TASK GOAL: Where does the word "into" occur in the material? Copy each line that has it.

╔══

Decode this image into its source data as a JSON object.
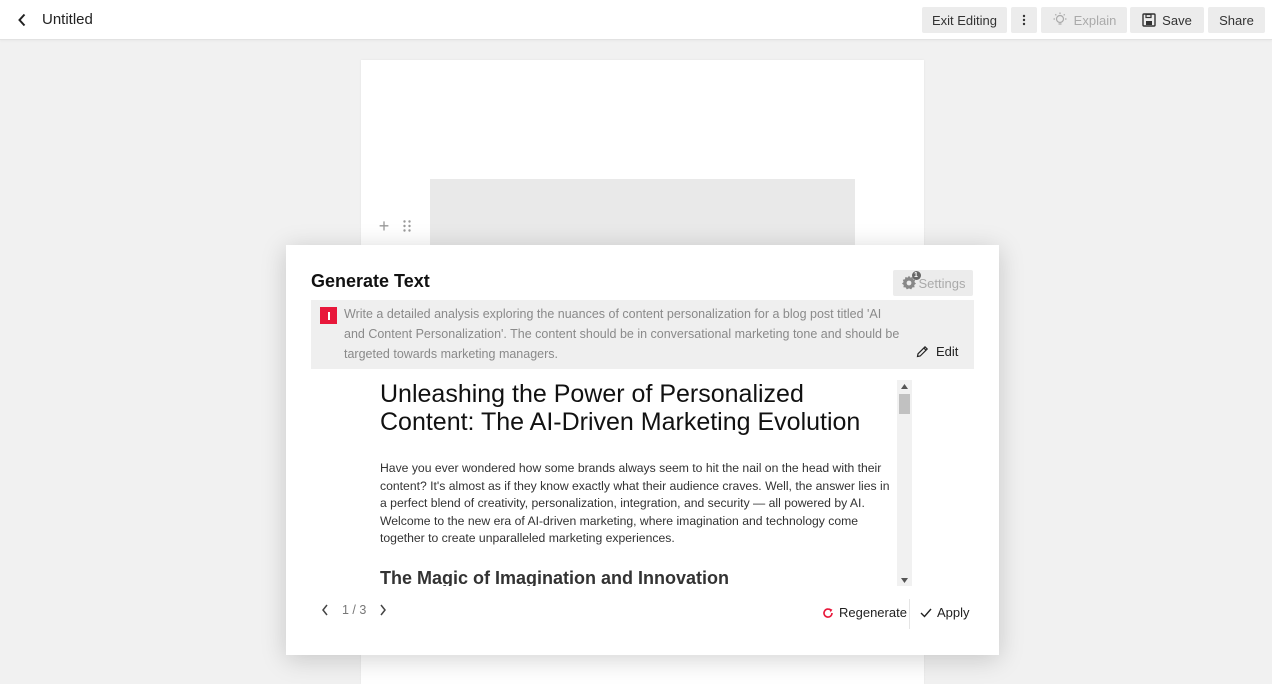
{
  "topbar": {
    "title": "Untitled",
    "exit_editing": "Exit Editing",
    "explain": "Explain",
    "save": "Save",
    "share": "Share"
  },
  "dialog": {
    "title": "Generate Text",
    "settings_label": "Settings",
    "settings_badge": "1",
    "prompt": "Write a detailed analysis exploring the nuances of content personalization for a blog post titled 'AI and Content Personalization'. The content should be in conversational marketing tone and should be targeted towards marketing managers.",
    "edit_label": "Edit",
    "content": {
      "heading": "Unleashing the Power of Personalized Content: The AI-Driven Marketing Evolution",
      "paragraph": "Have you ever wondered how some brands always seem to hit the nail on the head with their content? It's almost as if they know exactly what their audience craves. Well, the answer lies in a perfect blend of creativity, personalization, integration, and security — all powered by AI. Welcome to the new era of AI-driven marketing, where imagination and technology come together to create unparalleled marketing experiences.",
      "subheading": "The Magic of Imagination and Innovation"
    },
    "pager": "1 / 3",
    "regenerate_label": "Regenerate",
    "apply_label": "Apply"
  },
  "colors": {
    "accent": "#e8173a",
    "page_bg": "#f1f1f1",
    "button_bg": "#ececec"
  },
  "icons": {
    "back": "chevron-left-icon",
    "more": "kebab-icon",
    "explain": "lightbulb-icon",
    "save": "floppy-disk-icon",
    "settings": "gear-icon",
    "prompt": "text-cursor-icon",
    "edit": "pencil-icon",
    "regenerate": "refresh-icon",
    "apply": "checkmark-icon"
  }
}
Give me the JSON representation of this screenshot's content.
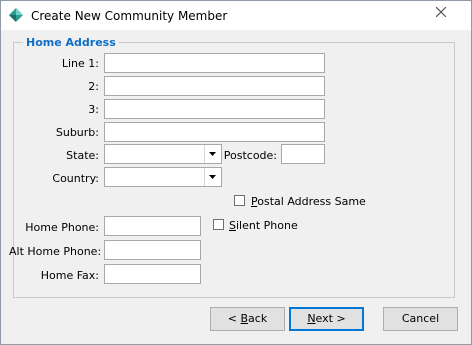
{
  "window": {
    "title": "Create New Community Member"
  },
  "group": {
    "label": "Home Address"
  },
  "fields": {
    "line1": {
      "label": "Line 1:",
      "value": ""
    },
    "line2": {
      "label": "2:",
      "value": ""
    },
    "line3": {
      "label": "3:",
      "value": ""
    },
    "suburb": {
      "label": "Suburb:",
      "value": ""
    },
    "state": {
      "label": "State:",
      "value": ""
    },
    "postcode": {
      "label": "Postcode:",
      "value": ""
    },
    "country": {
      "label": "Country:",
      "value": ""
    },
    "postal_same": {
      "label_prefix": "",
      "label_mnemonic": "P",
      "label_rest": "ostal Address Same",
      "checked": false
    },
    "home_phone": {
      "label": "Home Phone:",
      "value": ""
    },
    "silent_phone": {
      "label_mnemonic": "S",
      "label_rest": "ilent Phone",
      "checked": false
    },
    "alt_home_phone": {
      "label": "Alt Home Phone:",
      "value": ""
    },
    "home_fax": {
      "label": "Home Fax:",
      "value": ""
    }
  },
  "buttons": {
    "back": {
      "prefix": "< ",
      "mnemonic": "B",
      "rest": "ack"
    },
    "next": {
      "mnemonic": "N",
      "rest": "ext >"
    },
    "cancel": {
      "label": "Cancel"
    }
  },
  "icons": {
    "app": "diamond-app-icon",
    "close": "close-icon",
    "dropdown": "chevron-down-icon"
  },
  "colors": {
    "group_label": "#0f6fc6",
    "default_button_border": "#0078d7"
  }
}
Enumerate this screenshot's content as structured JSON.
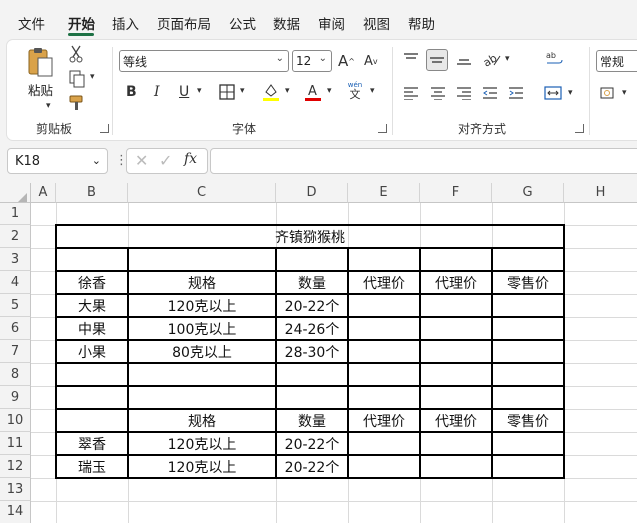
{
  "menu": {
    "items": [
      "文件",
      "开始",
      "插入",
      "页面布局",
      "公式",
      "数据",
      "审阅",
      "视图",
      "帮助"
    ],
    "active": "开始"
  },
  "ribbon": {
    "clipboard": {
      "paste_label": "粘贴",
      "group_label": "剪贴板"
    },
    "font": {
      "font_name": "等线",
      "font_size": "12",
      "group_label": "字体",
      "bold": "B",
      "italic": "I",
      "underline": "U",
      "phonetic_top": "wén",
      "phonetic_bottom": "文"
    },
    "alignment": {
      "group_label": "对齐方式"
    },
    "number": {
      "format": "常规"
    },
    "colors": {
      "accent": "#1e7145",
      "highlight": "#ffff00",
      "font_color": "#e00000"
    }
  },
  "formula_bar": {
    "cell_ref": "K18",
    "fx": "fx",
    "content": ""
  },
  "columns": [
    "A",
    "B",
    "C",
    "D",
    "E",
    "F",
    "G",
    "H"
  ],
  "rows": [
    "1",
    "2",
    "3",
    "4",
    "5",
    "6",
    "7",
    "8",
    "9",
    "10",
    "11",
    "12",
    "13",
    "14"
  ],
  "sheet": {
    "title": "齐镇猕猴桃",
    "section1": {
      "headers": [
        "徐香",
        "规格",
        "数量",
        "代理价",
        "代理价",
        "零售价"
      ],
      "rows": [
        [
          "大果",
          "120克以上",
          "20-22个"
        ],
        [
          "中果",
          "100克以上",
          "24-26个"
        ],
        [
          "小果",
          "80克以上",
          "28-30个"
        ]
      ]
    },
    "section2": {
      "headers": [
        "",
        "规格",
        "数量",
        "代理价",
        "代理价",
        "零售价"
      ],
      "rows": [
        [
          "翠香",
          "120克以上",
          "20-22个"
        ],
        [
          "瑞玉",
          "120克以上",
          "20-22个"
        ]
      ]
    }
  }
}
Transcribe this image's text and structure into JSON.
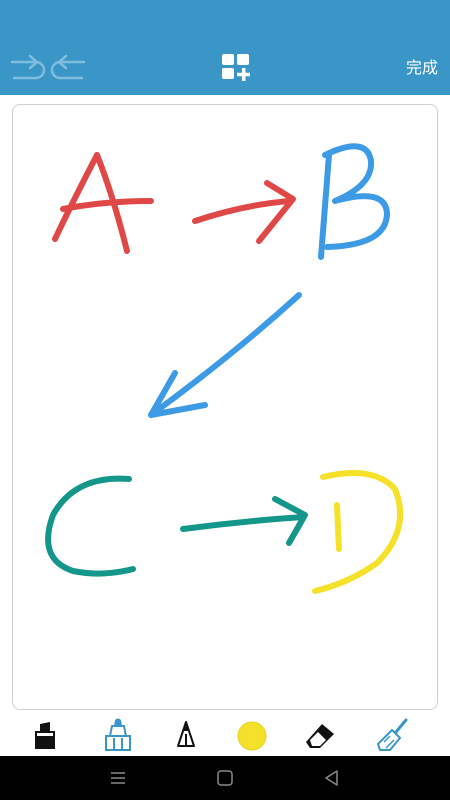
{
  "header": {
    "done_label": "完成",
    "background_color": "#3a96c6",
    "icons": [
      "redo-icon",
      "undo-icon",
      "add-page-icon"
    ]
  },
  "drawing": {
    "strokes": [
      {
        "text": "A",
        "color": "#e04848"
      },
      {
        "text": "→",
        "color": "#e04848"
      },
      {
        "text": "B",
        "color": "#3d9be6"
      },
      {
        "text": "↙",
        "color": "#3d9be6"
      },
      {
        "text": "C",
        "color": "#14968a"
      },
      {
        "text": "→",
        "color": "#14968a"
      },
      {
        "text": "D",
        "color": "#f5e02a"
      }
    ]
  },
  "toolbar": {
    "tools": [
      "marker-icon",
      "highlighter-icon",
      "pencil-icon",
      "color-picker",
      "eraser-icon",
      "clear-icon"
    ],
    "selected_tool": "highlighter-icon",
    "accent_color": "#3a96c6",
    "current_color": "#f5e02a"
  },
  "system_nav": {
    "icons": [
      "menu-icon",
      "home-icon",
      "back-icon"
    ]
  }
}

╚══

OUTPUT FOR THIS EXERCISE:
Decode this image into its source data as a JSON object.
Transcribe this image's text and structure into JSON.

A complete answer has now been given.